*Supplied entries*
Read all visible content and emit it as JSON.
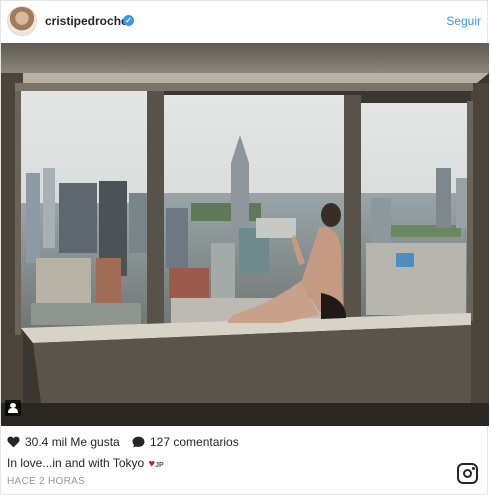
{
  "header": {
    "username": "cristipedroche",
    "verified_icon": "verified-badge-icon",
    "follow_label": "Seguir"
  },
  "photo": {
    "user_tag_icon": "user-tag-icon"
  },
  "stats": {
    "likes": "30.4 mil Me gusta",
    "comments": "127 comentarios"
  },
  "caption": {
    "text": "In love...in and with Tokyo",
    "flag": "JP"
  },
  "timestamp": "HACE 2 HORAS",
  "colors": {
    "accent": "#3897f0",
    "text": "#262626",
    "muted": "#999999"
  }
}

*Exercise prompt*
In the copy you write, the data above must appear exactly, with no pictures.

*Exercise response*
Read all visible content and emit it as JSON.
{
  "header": {
    "username": "cristipedroche",
    "verified_icon": "verified-badge-icon",
    "follow_label": "Seguir"
  },
  "photo": {
    "user_tag_icon": "user-tag-icon"
  },
  "stats": {
    "likes": "30.4 mil Me gusta",
    "comments": "127 comentarios"
  },
  "caption": {
    "text": "In love...in and with Tokyo",
    "flag": "JP"
  },
  "timestamp": "HACE 2 HORAS",
  "colors": {
    "accent": "#3897f0",
    "text": "#262626",
    "muted": "#999999"
  }
}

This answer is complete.